On 9 April 2019, the Met Police anti-terrorism unit (S.O.15) reported that it was assessing the available evidence with a view to opening a full investigation. Ben Wallace, Minister of State for Security and Economic Crime announced that investigations concerning those five individuals might take up to five years. However, he told members of the Parliament that the UK government would provide all necessary resources at its disposal so that justice would be served. He announced that police officers were sent to Rwanda to investigate on the ground.

In September 2020, four of the five suspects, including Bajinya, were voluntarily questioned by police over suspicion of genocide and crimes against humanity. None were arrested. Met police have continued with their investigations (to the present) with no outcome yet announced.

The continuing delay and a failure to take any action – in keeping with the UK’s dire record of bringing to justice alleged genocidaire and war criminals living openly in its communities – resulted in members of the UK parliament deciding to reform their group that had originally been brought together in the late 1980s to address the former Nazi war criminals living with impunity in the UK. On 21 April 2021, the All-Party Parliamentary Group (APPG) on War Crimes announced it would ‘look into matters relating to the presence of alleged Rwandan war criminals in the UK and the prosecution of those who participated in the Rwandan genocide’.

On 26 April 2021, the Rwandan Minister of Justice and Attorney General, Johnston Busingye, held virtual discussions with the APPG, noting that “Rwanda does not seek revenge” and will not “prejudge the 5 suspects, whether they are innocent or guilty will be decided by the courts. All [Rwanda] seek[s] is that due process is followed and that justice, so far delayed, does not end up denied.”
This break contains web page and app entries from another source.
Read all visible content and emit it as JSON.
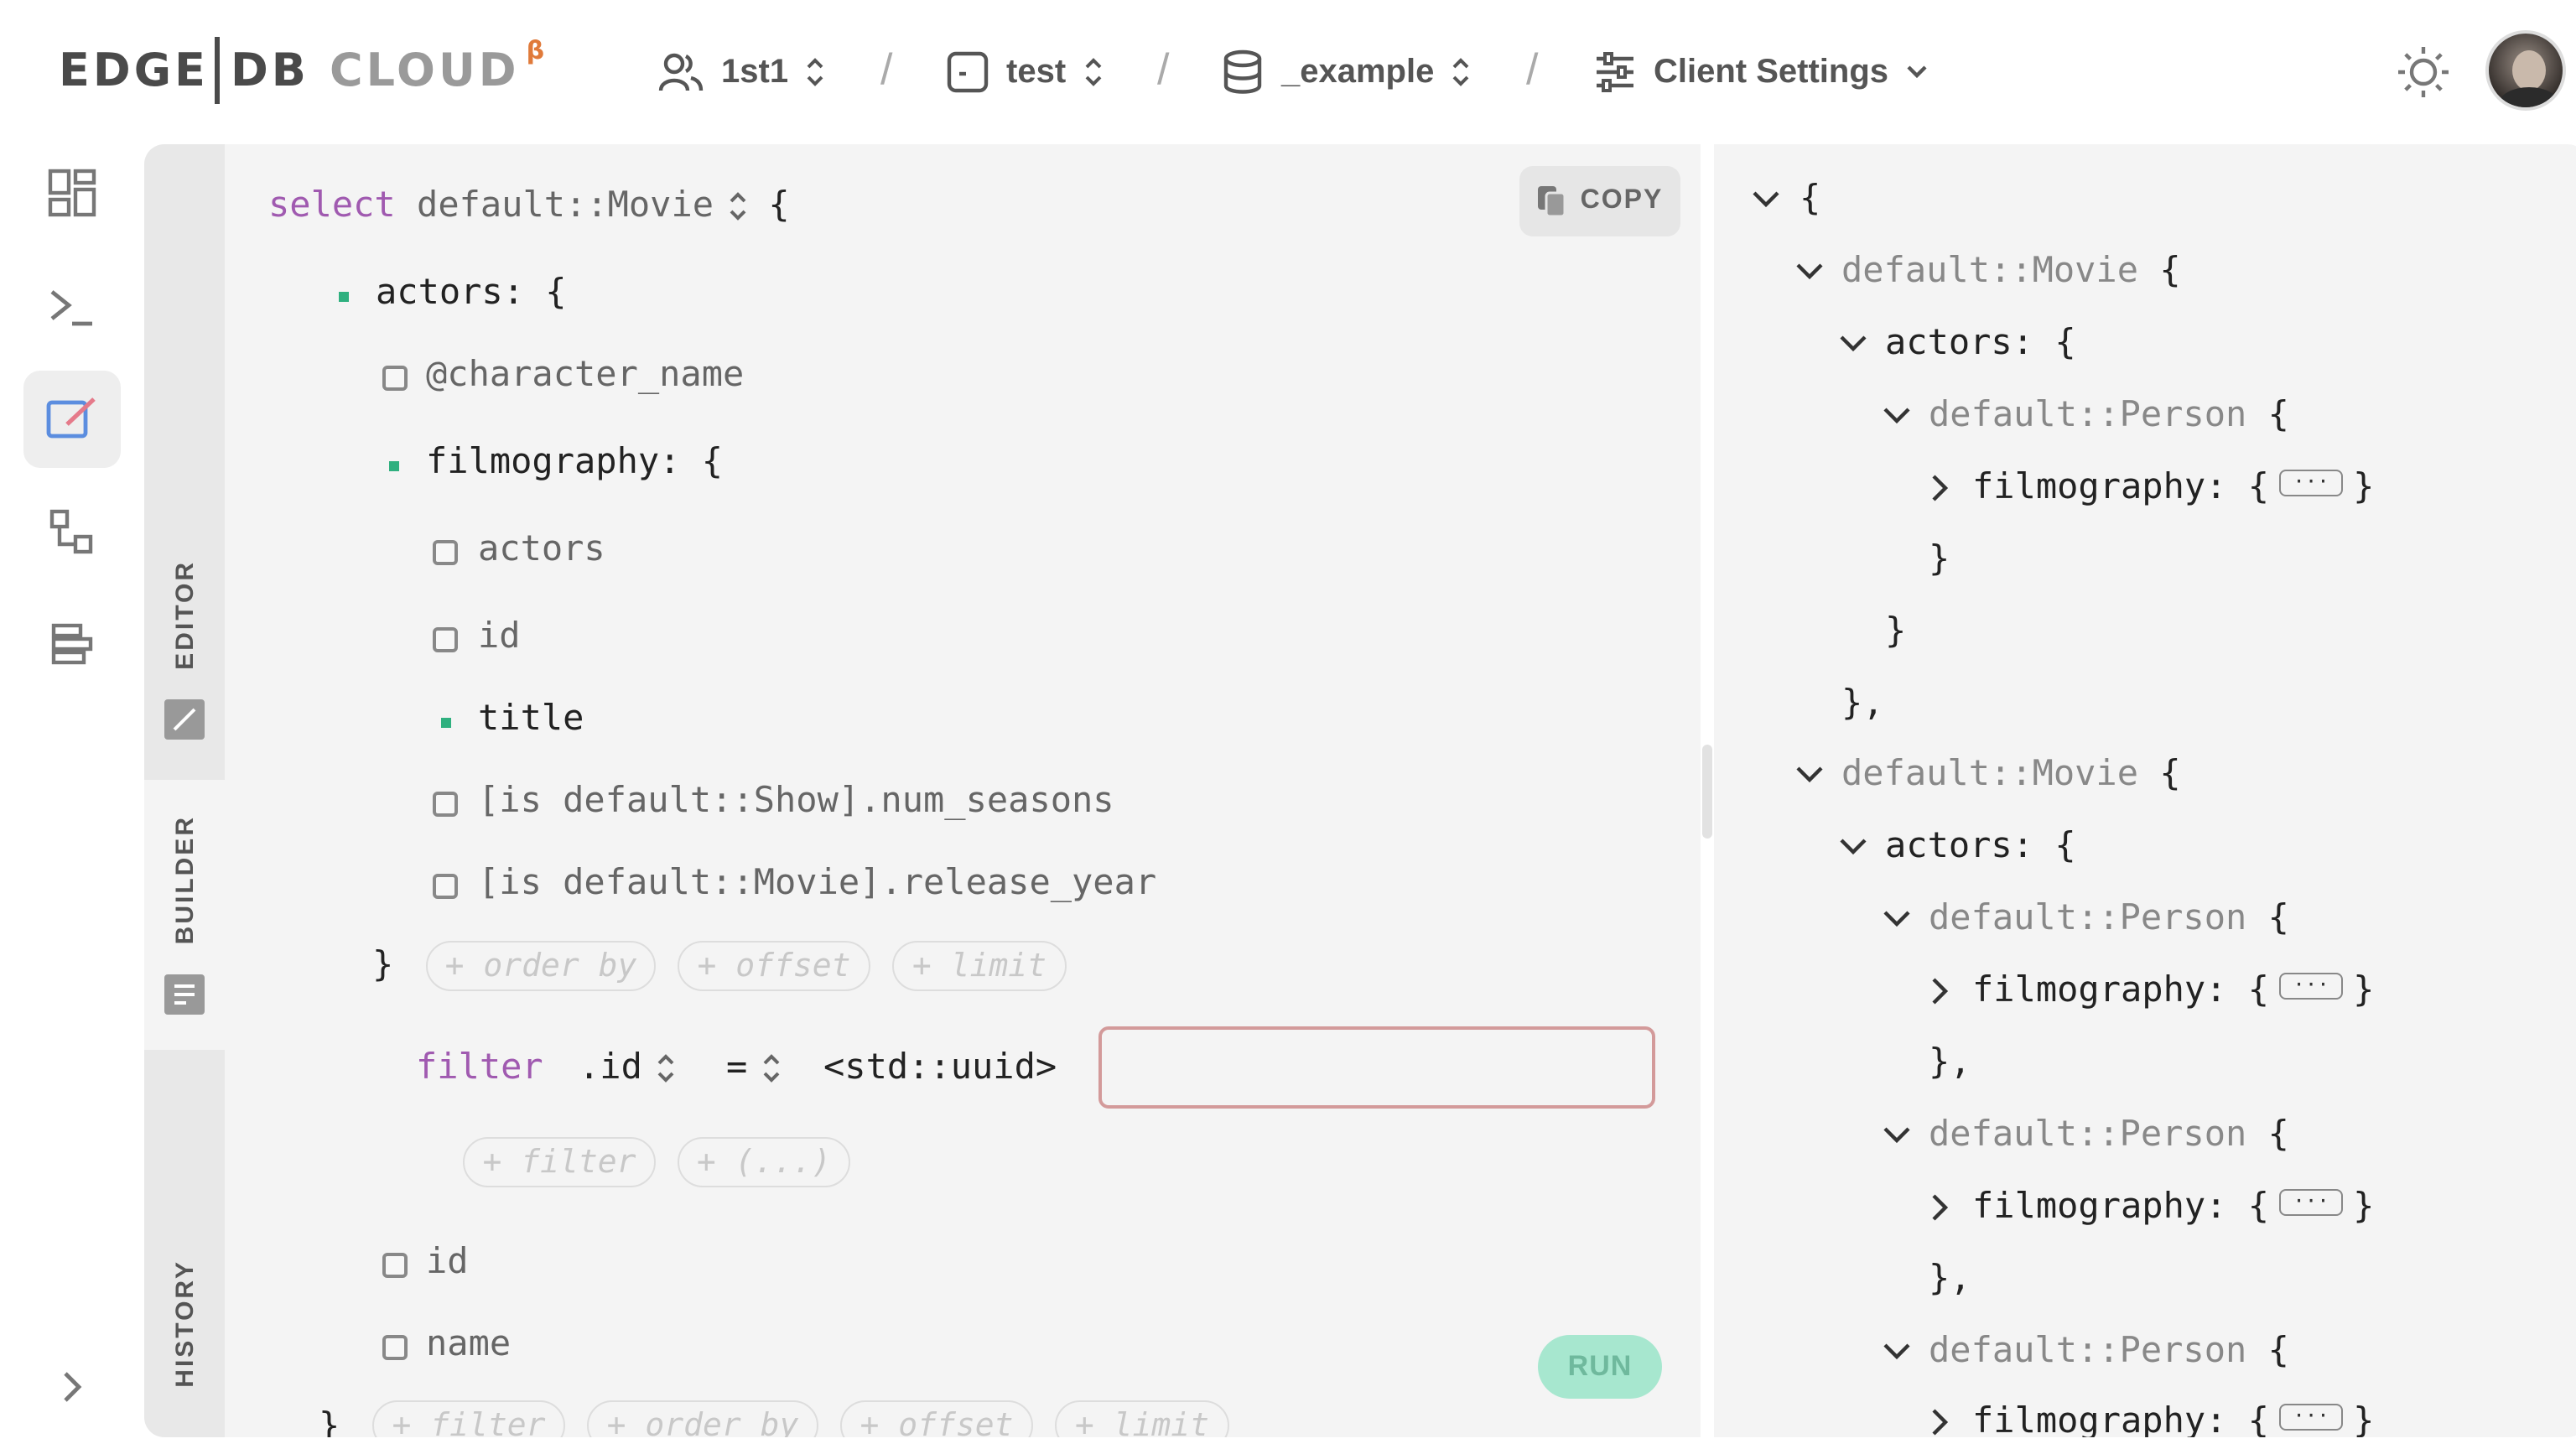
{
  "header": {
    "logo": {
      "edge": "EDGE",
      "db": "DB",
      "cloud": "CLOUD",
      "beta": "β"
    },
    "breadcrumbs": [
      {
        "label": "1st1",
        "icon": "users-icon"
      },
      {
        "label": "test",
        "icon": "instance-icon"
      },
      {
        "label": "_example",
        "icon": "database-icon"
      },
      {
        "label": "Client Settings",
        "icon": "sliders-icon"
      }
    ],
    "separator": "/",
    "theme_icon": "sun-icon"
  },
  "nav": {
    "items": [
      "dashboard-icon",
      "repl-icon",
      "editor-icon",
      "schema-icon",
      "data-icon"
    ],
    "active": "editor-icon",
    "expand_icon": "chevron-right-icon"
  },
  "tabs": {
    "editor": "EDITOR",
    "builder": "BUILDER",
    "history": "HISTORY"
  },
  "builder": {
    "copy_label": "COPY",
    "select_kw": "select",
    "root_type": "default::Movie",
    "open_brace": "{",
    "close_brace": "}",
    "actors_label": "actors: {",
    "character_name": "@character_name",
    "filmography_label": "filmography: {",
    "film_actors": "actors",
    "film_id": "id",
    "film_title": "title",
    "num_seasons": "[is default::Show].num_seasons",
    "release_year": "[is default::Movie].release_year",
    "inner_pills": [
      "+ order by",
      "+ offset",
      "+ limit"
    ],
    "filter_kw": "filter",
    "filter_field": ".id",
    "filter_op": "=",
    "filter_type": "<std::uuid>",
    "filter_value": "",
    "filter_pills": [
      "+ filter",
      "+ (...)"
    ],
    "actor_id": "id",
    "actor_name": "name",
    "outer_pills": [
      "+ filter",
      "+ order by",
      "+ offset",
      "+ limit"
    ],
    "run_label": "RUN"
  },
  "result": {
    "open": "{",
    "movie_type": "default::Movie",
    "person_type": "default::Person",
    "actors": "actors:",
    "filmography": "filmography:",
    "ellipsis": "···",
    "brace_open": "{",
    "brace_close": "}",
    "close_comma": "},"
  }
}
In 2018, a Rwandan investigator, Dick Prudence Munyeshuli, who worked for Bajinya as a investigator on his defence team, was implicated in a corruption scandal at the International Tribunal in Arusha. Munyeshuli was accused of undermining justice by witness interference in attempting to overthrow the 2012 genocide conviction of Augustin Ngirabatware by the ICTR. Munyeshuli had material seized by police acting for the UN Residual Mechanism when he was arrested, some of it involving his defence work for Bajinya. On 29 June 2022 the UNMICT appeal court, case MICT- 18-116A, found Munyeshuli guilty of contempt for revealing the identity of protected witnesses in violation of a court order, and contempt also for having prohibited indirect contact with a recanting witness in knowing violation of a court order. He was sentenced to five months imprisonment.

In February 2022, the UNMICT placed under investigation the defence lawyer Peter Robinson, who had worked for Bajinya as part of his defence team fighting extradition. Robinson, who had been acting for members of the family of genocide suspect Felicien Kabuga, was suspected of presenting ‘manifestly fraudulent and incorrect evidence’ to the UN court, notably bank statements, in order to get the court to rule in their favour in the matter of the return of Kabuga’s property. (Case MICT-13-38-Misc.1).
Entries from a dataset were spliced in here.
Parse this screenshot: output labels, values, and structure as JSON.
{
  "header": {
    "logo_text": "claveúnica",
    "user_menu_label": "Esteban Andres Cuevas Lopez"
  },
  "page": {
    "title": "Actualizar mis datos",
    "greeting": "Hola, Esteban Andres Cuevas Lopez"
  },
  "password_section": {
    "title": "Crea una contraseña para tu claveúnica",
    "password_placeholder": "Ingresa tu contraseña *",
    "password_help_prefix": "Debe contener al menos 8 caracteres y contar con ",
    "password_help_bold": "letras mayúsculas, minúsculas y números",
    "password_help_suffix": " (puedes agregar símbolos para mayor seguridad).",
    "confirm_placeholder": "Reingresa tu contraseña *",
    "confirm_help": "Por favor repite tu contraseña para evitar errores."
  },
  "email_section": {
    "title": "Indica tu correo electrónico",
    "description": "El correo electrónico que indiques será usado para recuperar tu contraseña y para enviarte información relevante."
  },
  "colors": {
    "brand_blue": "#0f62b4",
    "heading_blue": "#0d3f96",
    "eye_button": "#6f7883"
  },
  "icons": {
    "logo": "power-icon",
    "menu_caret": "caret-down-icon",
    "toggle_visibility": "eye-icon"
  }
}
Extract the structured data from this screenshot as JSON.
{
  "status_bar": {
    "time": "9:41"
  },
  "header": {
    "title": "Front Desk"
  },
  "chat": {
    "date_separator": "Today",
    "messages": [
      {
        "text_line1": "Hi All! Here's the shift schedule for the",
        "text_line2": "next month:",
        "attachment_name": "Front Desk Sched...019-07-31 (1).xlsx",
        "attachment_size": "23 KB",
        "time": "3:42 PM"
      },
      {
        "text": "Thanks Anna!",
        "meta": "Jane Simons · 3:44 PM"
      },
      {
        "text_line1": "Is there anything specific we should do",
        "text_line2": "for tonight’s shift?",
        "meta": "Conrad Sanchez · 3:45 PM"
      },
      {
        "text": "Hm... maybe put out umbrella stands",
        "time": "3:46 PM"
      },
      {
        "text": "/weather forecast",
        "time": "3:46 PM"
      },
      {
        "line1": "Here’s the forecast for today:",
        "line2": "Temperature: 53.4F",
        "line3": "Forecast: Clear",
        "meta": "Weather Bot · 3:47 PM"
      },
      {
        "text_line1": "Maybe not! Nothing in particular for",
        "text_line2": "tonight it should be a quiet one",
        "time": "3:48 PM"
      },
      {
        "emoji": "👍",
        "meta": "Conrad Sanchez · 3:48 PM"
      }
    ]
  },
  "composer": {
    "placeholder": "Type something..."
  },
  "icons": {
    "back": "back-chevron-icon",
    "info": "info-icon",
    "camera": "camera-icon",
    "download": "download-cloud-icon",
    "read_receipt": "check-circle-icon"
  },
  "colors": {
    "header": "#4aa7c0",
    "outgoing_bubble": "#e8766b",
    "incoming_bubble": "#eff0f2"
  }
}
As of September 2022, Mr Robert Herbst had been appointed by the Tribunal as investigator to look into the alleged corruption/contempt by Peter Robinson and members of Kabuga’s family, [under UNMICT Rule 90(C)] with a single judge, Mustapha El Baaj assigned to the case.

Bajinya is married to Rosalie Nyirambabazi and they have two sons.

Resources (PDFs):

BBC Inside Out: Bajinya – Report on Rwandan accused of crimes against humanity 6 Nov 2006
East African: Call to arrest all genocide suspects 7 June 2013
KT Press: UK ‘denying’ Rwandans justice 13 Aug 2017
Lawofnations blog: UK extradition refusal legal analysis 10 Oct 2017
London Eve. Standard: London doctor accused of war crimes ‘happy’ to go to court in UK 9 April 2018
UNIMICT: Bajinya – Request for safeguarding his defence material in Munyeshuli case 20 Sept 2018
The Sun: Genocide suspects run up 5 million legal bill 8 Sept 2018
Aegis Trust/Urumuri: Survivors letter to Home Secretary 9 Dec 2018
Daily Mirror: Police Question Rwandan suspects about Rwandan atrocities 15 Nov 2020
UNIRMCT: Bajinya – Former defence investigator Munyeshuli contempt appeal judgement 29 June 2022
Daily Mail: Scotland Yard detectives travel to Rwanda in genocide probe 21 Jan 2023